» EXTRACTED ENTRIES
━━━━━━━━

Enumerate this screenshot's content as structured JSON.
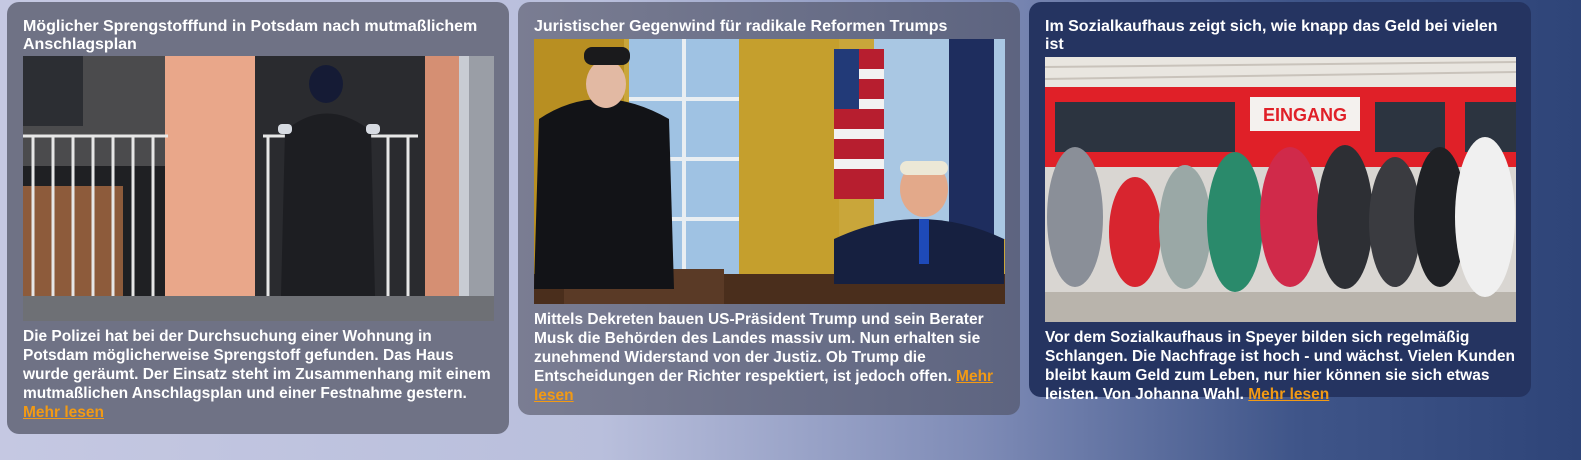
{
  "cards": [
    {
      "title": "Möglicher Sprengstofffund in Potsdam nach mutmaßlichem Anschlagsplan",
      "text": "Die Polizei hat bei der Durchsuchung einer Wohnung in Potsdam möglicherweise Sprengstoff gefunden. Das Haus wurde geräumt. Der Einsatz steht im Zusammenhang mit einem mutmaßlichen Anschlagsplan und einer Festnahme gestern.",
      "more": "Mehr lesen"
    },
    {
      "title": "Juristischer Gegenwind für radikale Reformen Trumps",
      "text": "Mittels Dekreten bauen US-Präsident Trump und sein Berater Musk die Behörden des Landes massiv um. Nun erhalten sie zunehmend Widerstand von der Justiz. Ob Trump die Entscheidungen der Richter respektiert, ist jedoch offen.",
      "more": "Mehr lesen"
    },
    {
      "title": "Im Sozialkaufhaus zeigt sich, wie knapp das Geld bei vielen ist",
      "text": "Vor dem Sozialkaufhaus in Speyer bilden sich regelmäßig Schlangen. Die Nachfrage ist hoch - und wächst. Vielen Kunden bleibt kaum Geld zum Leben, nur hier können sie sich etwas leisten. Von Johanna Wahl.",
      "more": "Mehr lesen",
      "sign_text": "EINGANG"
    }
  ],
  "colors": {
    "link": "#f29a14"
  }
}
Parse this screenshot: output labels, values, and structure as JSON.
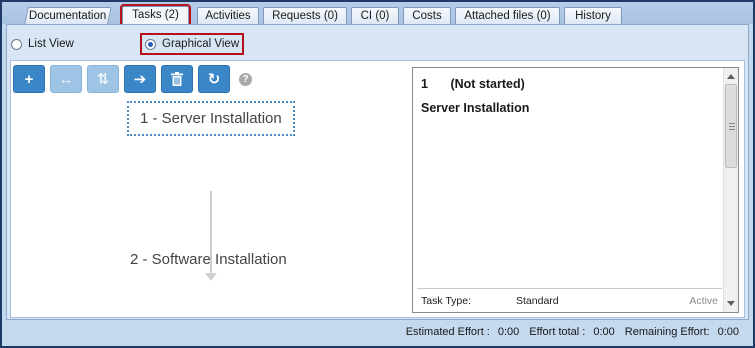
{
  "tabs": [
    {
      "label": "Documentation"
    },
    {
      "label": "Tasks (2)",
      "active": true
    },
    {
      "label": "Activities"
    },
    {
      "label": "Requests (0)"
    },
    {
      "label": "CI (0)"
    },
    {
      "label": "Costs"
    },
    {
      "label": "Attached files (0)"
    },
    {
      "label": "History"
    }
  ],
  "view_options": {
    "list_view": "List View",
    "graphical_view": "Graphical View",
    "selected": "graphical_view"
  },
  "toolbar": {
    "add": "+",
    "move_horizontal": "↔",
    "move_vertical": "⇅",
    "go": "➔",
    "delete": "🗑",
    "refresh": "↻",
    "help": "?"
  },
  "icons": {
    "add": "add-icon",
    "move_horizontal": "move-horizontal-icon",
    "move_vertical": "move-vertical-icon",
    "go": "arrow-right-icon",
    "delete": "trash-icon",
    "refresh": "refresh-icon",
    "help": "help-icon"
  },
  "graph": {
    "nodes": [
      {
        "label": "1 - Server Installation",
        "selected": true
      },
      {
        "label": "2 - Software Installation",
        "selected": false
      }
    ]
  },
  "detail": {
    "number": "1",
    "status": "(Not started)",
    "title": "Server Installation",
    "task_type_label": "Task Type:",
    "task_type_value": "Standard",
    "state": "Active"
  },
  "status_bar": {
    "estimated_effort_label": "Estimated Effort :",
    "estimated_effort_value": "0:00",
    "effort_total_label": "Effort total :",
    "effort_total_value": "0:00",
    "remaining_effort_label": "Remaining Effort:",
    "remaining_effort_value": "0:00"
  },
  "colors": {
    "accent": "#3a86c7",
    "highlight": "#b5121b",
    "panel_background": "#d7e5f4"
  }
}
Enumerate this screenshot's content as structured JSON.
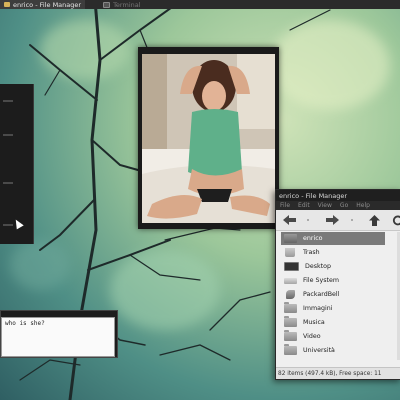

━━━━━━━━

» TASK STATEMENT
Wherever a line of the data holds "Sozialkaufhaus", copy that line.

» WRITTEN RESPONSE
      "title": "Im Sozialkaufhaus zeigt sich, wie knapp das Geld bei vielen ist",
      "text": "Vor dem Sozialkaufhaus in Speyer bilden sich regelmäßig Schlangen. Die Nachfrage ist hoch - und wächst. Vielen Kunden bleibt kaum Geld zum Leben, nur hier können sie sich etwas leisten. Von Johanna Wahl.",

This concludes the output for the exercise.